» **Records for this task**
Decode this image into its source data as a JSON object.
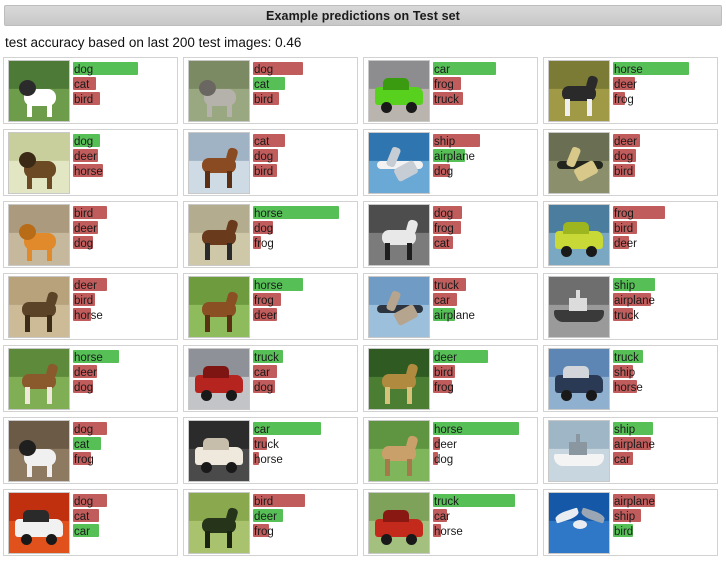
{
  "header": {
    "title": "Example predictions on Test set"
  },
  "subtitle": "test accuracy based on last 200 test images: 0.46",
  "legend": {
    "correct_color": "#56c057",
    "incorrect_color": "#c15c5c"
  },
  "chart_data": {
    "type": "bar",
    "title": "Example predictions on Test set",
    "subtitle": "test accuracy based on last 200 test images: 0.46",
    "accuracy": 0.46,
    "num_test_images": 200,
    "classes": [
      "airplane",
      "car",
      "bird",
      "cat",
      "deer",
      "dog",
      "frog",
      "horse",
      "ship",
      "truck"
    ],
    "bar_scale_note": "bar width proportional to predicted probability; green = correct class, red = incorrect",
    "cards": [
      {
        "image": "dog-white-black-collie-on-grass",
        "bars": [
          {
            "label": "dog",
            "width": 65,
            "color": "green"
          },
          {
            "label": "cat",
            "width": 23,
            "color": "red"
          },
          {
            "label": "bird",
            "width": 27,
            "color": "red"
          }
        ]
      },
      {
        "image": "cat-grey-tabby-front-face",
        "bars": [
          {
            "label": "dog",
            "width": 50,
            "color": "red"
          },
          {
            "label": "cat",
            "width": 32,
            "color": "green"
          },
          {
            "label": "bird",
            "width": 26,
            "color": "red"
          }
        ]
      },
      {
        "image": "car-green-hatchback",
        "bars": [
          {
            "label": "car",
            "width": 63,
            "color": "green"
          },
          {
            "label": "frog",
            "width": 28,
            "color": "red"
          },
          {
            "label": "truck",
            "width": 30,
            "color": "red"
          }
        ]
      },
      {
        "image": "horse-black-white-in-field",
        "bars": [
          {
            "label": "horse",
            "width": 76,
            "color": "green"
          },
          {
            "label": "deer",
            "width": 22,
            "color": "red"
          },
          {
            "label": "frog",
            "width": 12,
            "color": "red"
          }
        ]
      },
      {
        "image": "dog-german-shepherd-close-up",
        "bars": [
          {
            "label": "dog",
            "width": 27,
            "color": "green"
          },
          {
            "label": "deer",
            "width": 25,
            "color": "red"
          },
          {
            "label": "horse",
            "width": 30,
            "color": "red"
          }
        ]
      },
      {
        "image": "horse-brown-bridle-head",
        "bars": [
          {
            "label": "cat",
            "width": 32,
            "color": "red"
          },
          {
            "label": "dog",
            "width": 25,
            "color": "red"
          },
          {
            "label": "bird",
            "width": 24,
            "color": "red"
          }
        ]
      },
      {
        "image": "airplane-white-jet-in-flight",
        "bars": [
          {
            "label": "ship",
            "width": 47,
            "color": "red"
          },
          {
            "label": "airplane",
            "width": 32,
            "color": "green"
          },
          {
            "label": "dog",
            "width": 17,
            "color": "red"
          }
        ]
      },
      {
        "image": "airplane-dark-plane-over-water",
        "bars": [
          {
            "label": "deer",
            "width": 27,
            "color": "red"
          },
          {
            "label": "dog",
            "width": 23,
            "color": "red"
          },
          {
            "label": "bird",
            "width": 22,
            "color": "red"
          }
        ]
      },
      {
        "image": "cat-orange-curled-on-sand",
        "bars": [
          {
            "label": "bird",
            "width": 34,
            "color": "red"
          },
          {
            "label": "deer",
            "width": 25,
            "color": "red"
          },
          {
            "label": "dog",
            "width": 20,
            "color": "red"
          }
        ]
      },
      {
        "image": "horse-rider-brown-horse",
        "bars": [
          {
            "label": "horse",
            "width": 86,
            "color": "green"
          },
          {
            "label": "dog",
            "width": 20,
            "color": "red"
          },
          {
            "label": "frog",
            "width": 8,
            "color": "red"
          }
        ]
      },
      {
        "image": "horse-grayscale-head",
        "bars": [
          {
            "label": "dog",
            "width": 29,
            "color": "red"
          },
          {
            "label": "frog",
            "width": 28,
            "color": "red"
          },
          {
            "label": "cat",
            "width": 20,
            "color": "red"
          }
        ]
      },
      {
        "image": "truck-yellow-green-box-truck",
        "bars": [
          {
            "label": "frog",
            "width": 52,
            "color": "red"
          },
          {
            "label": "bird",
            "width": 24,
            "color": "red"
          },
          {
            "label": "deer",
            "width": 16,
            "color": "red"
          }
        ]
      },
      {
        "image": "deer-brown-on-sand",
        "bars": [
          {
            "label": "deer",
            "width": 34,
            "color": "red"
          },
          {
            "label": "bird",
            "width": 22,
            "color": "red"
          },
          {
            "label": "horse",
            "width": 18,
            "color": "red"
          }
        ]
      },
      {
        "image": "horse-brown-grazing-field",
        "bars": [
          {
            "label": "horse",
            "width": 50,
            "color": "green"
          },
          {
            "label": "frog",
            "width": 28,
            "color": "red"
          },
          {
            "label": "deer",
            "width": 24,
            "color": "red"
          }
        ]
      },
      {
        "image": "airplane-dark-jet-on-ground",
        "bars": [
          {
            "label": "truck",
            "width": 33,
            "color": "red"
          },
          {
            "label": "car",
            "width": 24,
            "color": "red"
          },
          {
            "label": "airplane",
            "width": 22,
            "color": "green"
          }
        ]
      },
      {
        "image": "ship-grayscale-steamship",
        "bars": [
          {
            "label": "ship",
            "width": 42,
            "color": "green"
          },
          {
            "label": "airplane",
            "width": 38,
            "color": "red"
          },
          {
            "label": "truck",
            "width": 20,
            "color": "red"
          }
        ]
      },
      {
        "image": "horse-brown-foal-head",
        "bars": [
          {
            "label": "horse",
            "width": 46,
            "color": "green"
          },
          {
            "label": "deer",
            "width": 24,
            "color": "red"
          },
          {
            "label": "dog",
            "width": 20,
            "color": "red"
          }
        ]
      },
      {
        "image": "truck-red-semi-cab",
        "bars": [
          {
            "label": "truck",
            "width": 30,
            "color": "green"
          },
          {
            "label": "car",
            "width": 24,
            "color": "red"
          },
          {
            "label": "dog",
            "width": 22,
            "color": "red"
          }
        ]
      },
      {
        "image": "deer-standing-in-green-brush",
        "bars": [
          {
            "label": "deer",
            "width": 55,
            "color": "green"
          },
          {
            "label": "bird",
            "width": 22,
            "color": "red"
          },
          {
            "label": "frog",
            "width": 19,
            "color": "red"
          }
        ]
      },
      {
        "image": "truck-blue-tanker-truck",
        "bars": [
          {
            "label": "truck",
            "width": 30,
            "color": "green"
          },
          {
            "label": "ship",
            "width": 20,
            "color": "red"
          },
          {
            "label": "horse",
            "width": 24,
            "color": "red"
          }
        ]
      },
      {
        "image": "cat-black-white-in-basket",
        "bars": [
          {
            "label": "dog",
            "width": 34,
            "color": "red"
          },
          {
            "label": "cat",
            "width": 28,
            "color": "green"
          },
          {
            "label": "frog",
            "width": 18,
            "color": "red"
          }
        ]
      },
      {
        "image": "car-white-vintage-sedan",
        "bars": [
          {
            "label": "car",
            "width": 68,
            "color": "green"
          },
          {
            "label": "truck",
            "width": 14,
            "color": "red"
          },
          {
            "label": "horse",
            "width": 6,
            "color": "red"
          }
        ]
      },
      {
        "image": "horse-tan-grazing",
        "bars": [
          {
            "label": "horse",
            "width": 86,
            "color": "green"
          },
          {
            "label": "deer",
            "width": 7,
            "color": "red"
          },
          {
            "label": "dog",
            "width": 5,
            "color": "red"
          }
        ]
      },
      {
        "image": "ship-white-vessel-at-sea",
        "bars": [
          {
            "label": "ship",
            "width": 40,
            "color": "green"
          },
          {
            "label": "airplane",
            "width": 38,
            "color": "red"
          },
          {
            "label": "car",
            "width": 20,
            "color": "red"
          }
        ]
      },
      {
        "image": "car-white-sports-car-red-bg",
        "bars": [
          {
            "label": "dog",
            "width": 34,
            "color": "red"
          },
          {
            "label": "cat",
            "width": 26,
            "color": "red"
          },
          {
            "label": "car",
            "width": 26,
            "color": "green"
          }
        ]
      },
      {
        "image": "deer-silhouette-green-field",
        "bars": [
          {
            "label": "bird",
            "width": 52,
            "color": "red"
          },
          {
            "label": "deer",
            "width": 30,
            "color": "green"
          },
          {
            "label": "frog",
            "width": 16,
            "color": "red"
          }
        ]
      },
      {
        "image": "truck-red-dump-truck",
        "bars": [
          {
            "label": "truck",
            "width": 82,
            "color": "green"
          },
          {
            "label": "car",
            "width": 14,
            "color": "red"
          },
          {
            "label": "horse",
            "width": 8,
            "color": "red"
          }
        ]
      },
      {
        "image": "bird-seagull-blue-sky",
        "bars": [
          {
            "label": "airplane",
            "width": 42,
            "color": "red"
          },
          {
            "label": "ship",
            "width": 28,
            "color": "red"
          },
          {
            "label": "bird",
            "width": 20,
            "color": "green"
          }
        ]
      }
    ]
  }
}
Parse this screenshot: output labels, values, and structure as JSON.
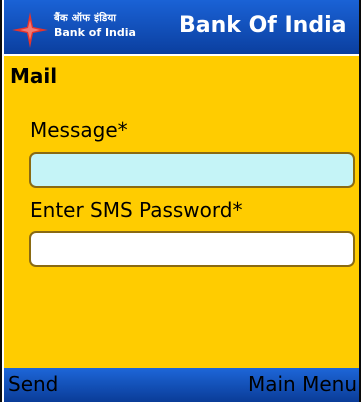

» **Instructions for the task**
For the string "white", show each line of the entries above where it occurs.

» **Written answer**
        "image": "dog-white-black-collie-on-grass",
        "image": "horse-black-white-in-field",
        "image": "airplane-white-jet-in-flight",
        "image": "cat-black-white-in-basket",
        "image": "car-white-vintage-sedan",
        "image": "ship-white-vessel-at-sea",
        "image": "car-white-sports-car-red-bg",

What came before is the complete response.